▶ [Given records]:
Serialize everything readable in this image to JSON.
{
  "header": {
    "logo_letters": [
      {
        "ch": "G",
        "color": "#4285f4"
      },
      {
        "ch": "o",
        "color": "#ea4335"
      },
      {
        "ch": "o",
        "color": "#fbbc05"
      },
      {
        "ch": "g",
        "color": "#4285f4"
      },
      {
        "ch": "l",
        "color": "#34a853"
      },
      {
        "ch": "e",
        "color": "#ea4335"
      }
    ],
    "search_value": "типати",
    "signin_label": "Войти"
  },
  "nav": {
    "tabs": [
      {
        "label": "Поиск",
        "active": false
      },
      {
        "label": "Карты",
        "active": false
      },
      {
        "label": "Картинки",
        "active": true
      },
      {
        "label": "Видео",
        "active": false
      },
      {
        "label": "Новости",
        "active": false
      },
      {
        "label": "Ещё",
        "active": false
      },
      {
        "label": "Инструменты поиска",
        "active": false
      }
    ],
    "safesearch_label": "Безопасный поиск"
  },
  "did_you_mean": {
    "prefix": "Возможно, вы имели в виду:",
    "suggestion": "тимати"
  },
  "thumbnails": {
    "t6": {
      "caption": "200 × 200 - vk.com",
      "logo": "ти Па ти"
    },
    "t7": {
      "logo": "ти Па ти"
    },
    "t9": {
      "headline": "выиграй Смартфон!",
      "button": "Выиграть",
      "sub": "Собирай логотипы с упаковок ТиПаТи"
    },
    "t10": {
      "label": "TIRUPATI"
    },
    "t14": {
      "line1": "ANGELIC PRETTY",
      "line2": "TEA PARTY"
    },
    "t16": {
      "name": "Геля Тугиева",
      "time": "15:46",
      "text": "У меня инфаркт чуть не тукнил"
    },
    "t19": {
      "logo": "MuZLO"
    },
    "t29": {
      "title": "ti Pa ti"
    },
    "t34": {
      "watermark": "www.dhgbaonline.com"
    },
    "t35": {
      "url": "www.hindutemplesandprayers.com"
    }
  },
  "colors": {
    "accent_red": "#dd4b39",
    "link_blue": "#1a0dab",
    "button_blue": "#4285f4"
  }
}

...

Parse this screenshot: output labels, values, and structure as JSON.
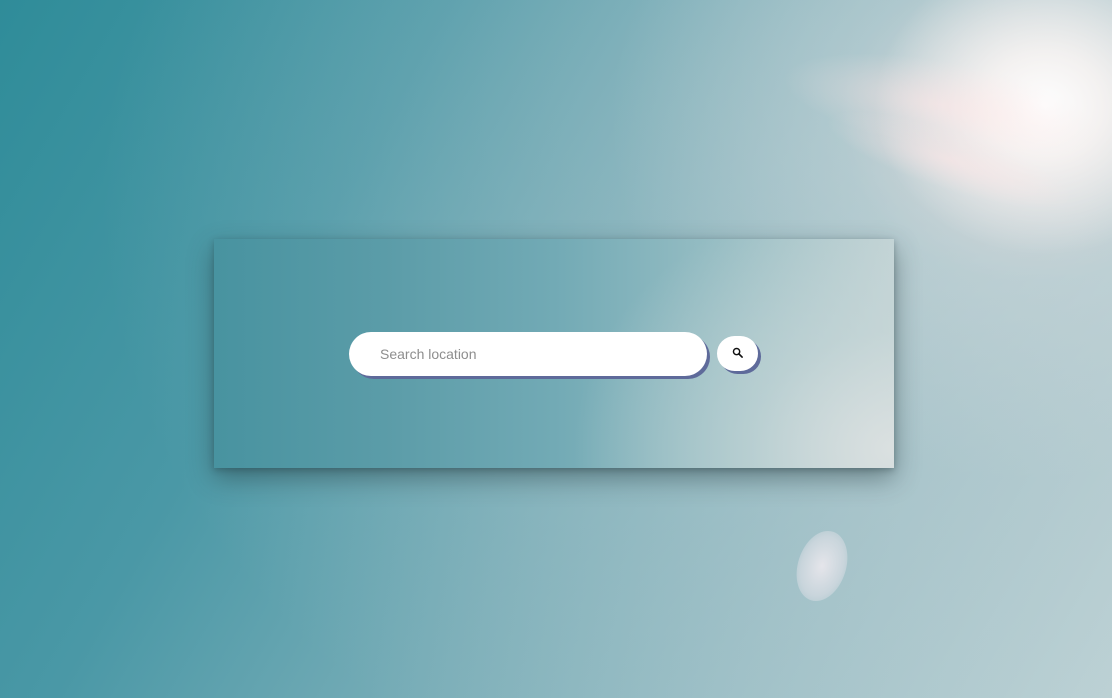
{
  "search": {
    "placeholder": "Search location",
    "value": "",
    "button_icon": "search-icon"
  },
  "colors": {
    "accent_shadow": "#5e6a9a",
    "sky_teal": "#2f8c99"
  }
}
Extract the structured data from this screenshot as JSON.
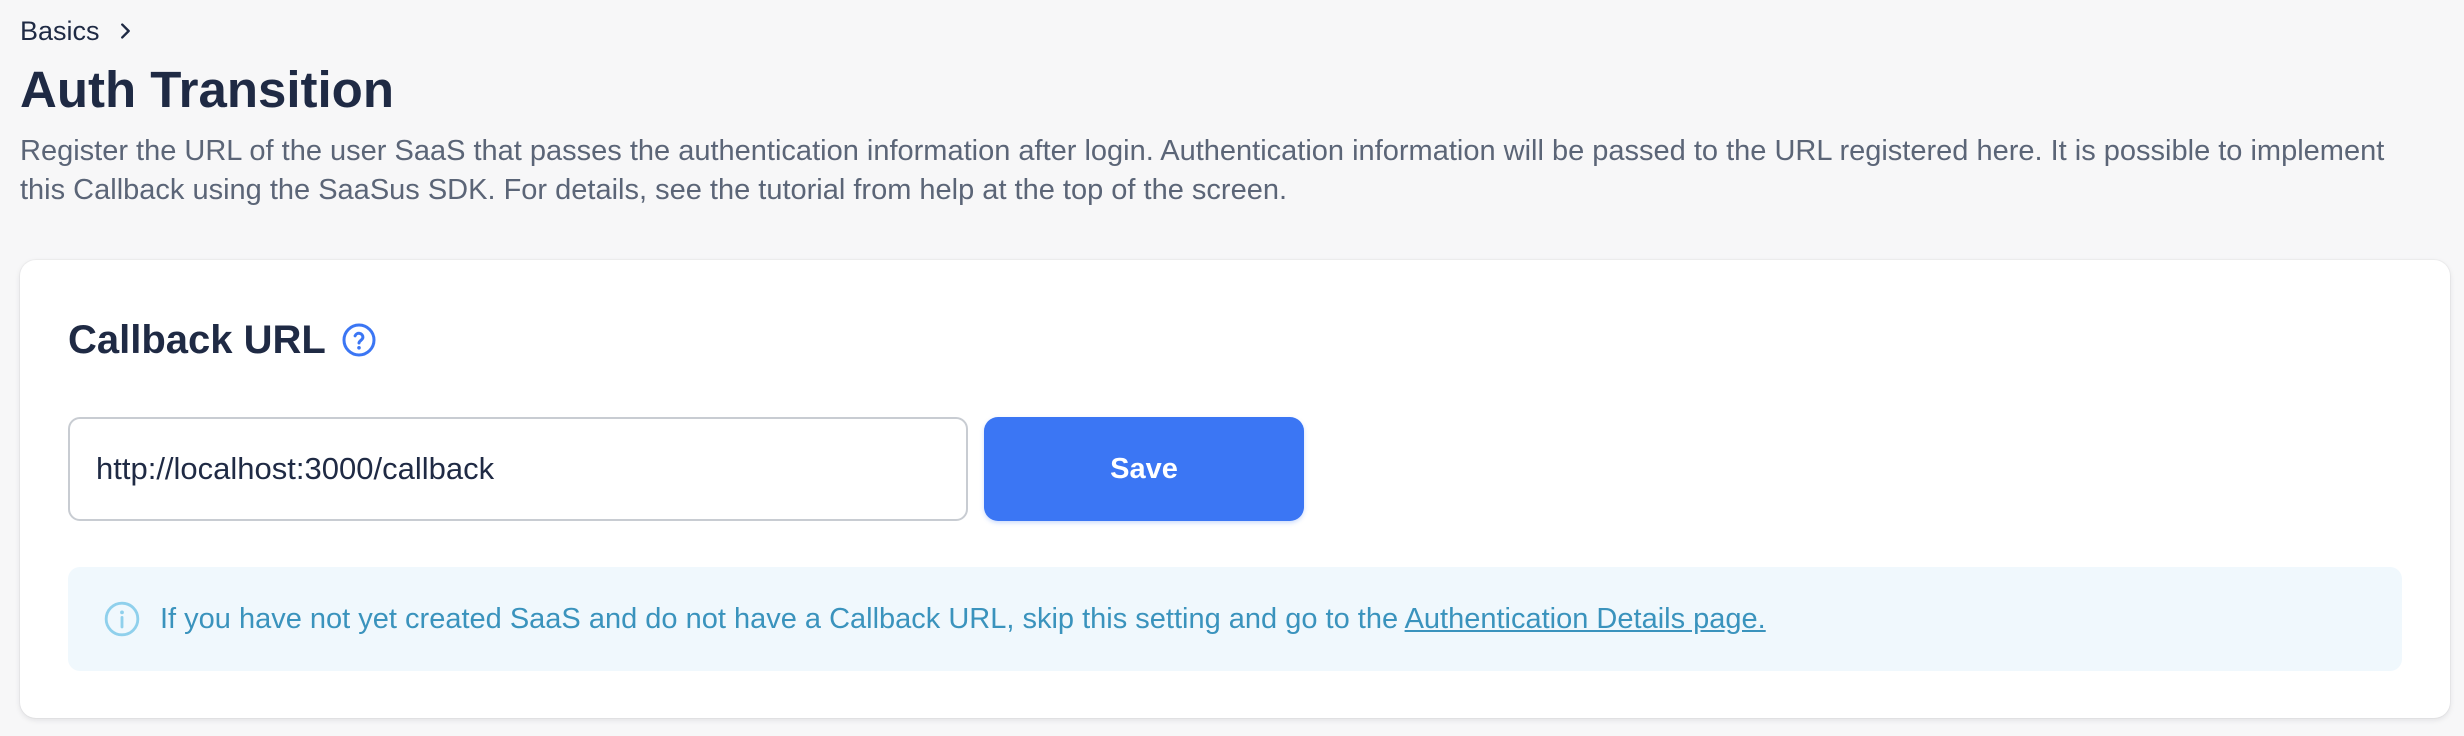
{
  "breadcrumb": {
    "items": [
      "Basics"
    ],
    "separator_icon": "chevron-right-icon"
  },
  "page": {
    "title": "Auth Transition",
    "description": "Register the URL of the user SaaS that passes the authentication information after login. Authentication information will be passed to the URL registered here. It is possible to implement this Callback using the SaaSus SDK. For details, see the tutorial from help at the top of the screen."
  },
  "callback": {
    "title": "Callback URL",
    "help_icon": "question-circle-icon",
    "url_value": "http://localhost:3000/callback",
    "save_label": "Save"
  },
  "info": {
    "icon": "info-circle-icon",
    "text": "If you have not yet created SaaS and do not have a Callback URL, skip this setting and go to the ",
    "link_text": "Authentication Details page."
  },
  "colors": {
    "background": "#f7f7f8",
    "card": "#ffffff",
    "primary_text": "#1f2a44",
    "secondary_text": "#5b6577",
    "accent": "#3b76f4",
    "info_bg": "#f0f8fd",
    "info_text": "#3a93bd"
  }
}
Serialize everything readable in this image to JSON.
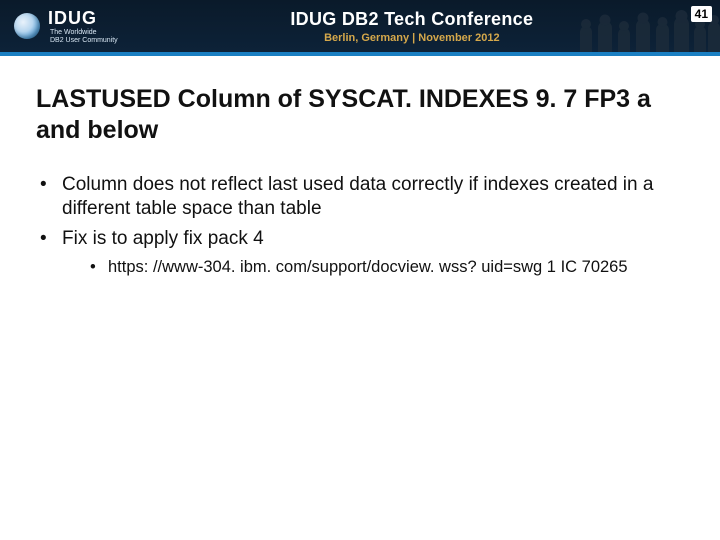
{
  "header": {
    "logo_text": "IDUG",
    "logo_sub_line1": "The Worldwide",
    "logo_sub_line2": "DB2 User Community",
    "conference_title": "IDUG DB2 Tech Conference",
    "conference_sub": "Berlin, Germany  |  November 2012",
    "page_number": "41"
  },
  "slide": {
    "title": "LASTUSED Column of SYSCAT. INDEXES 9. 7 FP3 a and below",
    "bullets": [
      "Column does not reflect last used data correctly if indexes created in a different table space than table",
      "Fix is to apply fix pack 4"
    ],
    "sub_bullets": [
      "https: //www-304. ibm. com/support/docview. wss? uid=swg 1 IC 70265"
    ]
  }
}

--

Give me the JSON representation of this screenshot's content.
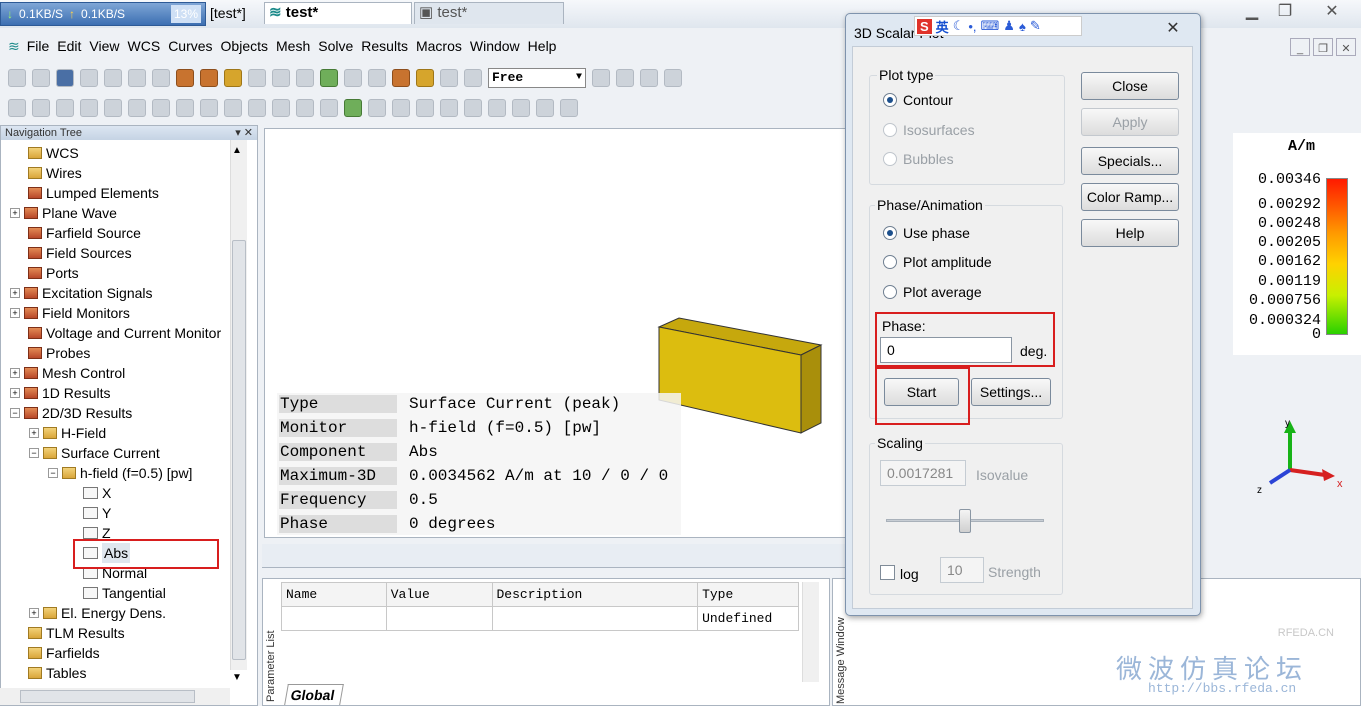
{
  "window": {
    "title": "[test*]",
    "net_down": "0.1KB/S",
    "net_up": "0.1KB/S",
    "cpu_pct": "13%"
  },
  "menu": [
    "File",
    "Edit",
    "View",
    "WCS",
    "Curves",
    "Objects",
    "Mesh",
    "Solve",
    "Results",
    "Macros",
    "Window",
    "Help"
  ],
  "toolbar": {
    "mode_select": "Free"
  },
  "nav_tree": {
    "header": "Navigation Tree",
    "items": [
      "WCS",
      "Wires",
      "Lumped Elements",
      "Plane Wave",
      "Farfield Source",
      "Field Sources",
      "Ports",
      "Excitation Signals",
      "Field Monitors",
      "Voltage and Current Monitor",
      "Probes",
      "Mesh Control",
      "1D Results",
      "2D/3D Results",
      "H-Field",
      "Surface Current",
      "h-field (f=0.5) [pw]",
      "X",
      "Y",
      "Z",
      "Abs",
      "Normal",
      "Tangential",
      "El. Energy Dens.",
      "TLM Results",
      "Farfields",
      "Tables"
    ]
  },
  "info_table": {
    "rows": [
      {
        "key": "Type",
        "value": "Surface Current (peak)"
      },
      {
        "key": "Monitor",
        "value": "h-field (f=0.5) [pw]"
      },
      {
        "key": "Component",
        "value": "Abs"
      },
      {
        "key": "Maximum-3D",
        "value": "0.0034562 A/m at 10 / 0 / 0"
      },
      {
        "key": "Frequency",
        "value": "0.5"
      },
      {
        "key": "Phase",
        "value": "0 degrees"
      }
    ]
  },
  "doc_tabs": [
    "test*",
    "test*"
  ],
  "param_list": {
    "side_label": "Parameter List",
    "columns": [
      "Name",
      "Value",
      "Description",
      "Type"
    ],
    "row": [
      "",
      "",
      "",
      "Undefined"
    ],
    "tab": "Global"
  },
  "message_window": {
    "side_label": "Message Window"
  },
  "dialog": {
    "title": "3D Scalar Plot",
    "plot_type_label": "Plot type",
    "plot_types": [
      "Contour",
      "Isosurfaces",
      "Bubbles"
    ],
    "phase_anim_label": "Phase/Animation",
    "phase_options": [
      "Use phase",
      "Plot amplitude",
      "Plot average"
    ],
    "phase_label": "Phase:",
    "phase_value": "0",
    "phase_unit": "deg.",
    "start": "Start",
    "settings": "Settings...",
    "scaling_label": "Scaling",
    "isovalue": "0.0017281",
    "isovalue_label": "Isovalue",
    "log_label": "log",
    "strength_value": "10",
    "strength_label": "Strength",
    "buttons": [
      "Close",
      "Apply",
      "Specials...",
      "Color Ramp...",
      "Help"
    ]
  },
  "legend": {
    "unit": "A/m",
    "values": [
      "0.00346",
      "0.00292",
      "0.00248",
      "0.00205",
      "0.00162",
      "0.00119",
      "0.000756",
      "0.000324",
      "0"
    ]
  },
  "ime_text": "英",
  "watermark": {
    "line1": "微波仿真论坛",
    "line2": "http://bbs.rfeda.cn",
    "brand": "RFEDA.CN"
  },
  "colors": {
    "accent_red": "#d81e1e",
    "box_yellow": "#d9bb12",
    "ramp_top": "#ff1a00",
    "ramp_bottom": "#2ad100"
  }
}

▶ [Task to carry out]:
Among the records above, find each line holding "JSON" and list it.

▶ [Response for this exercise]:
Serialize everything readable in this image to JSON.
Parse this screenshot: output labels, values, and structure as JSON.
Extract the structured data from this screenshot as JSON.
Serialize everything readable in this image to JSON.
Give me the JSON representation of this screenshot's content.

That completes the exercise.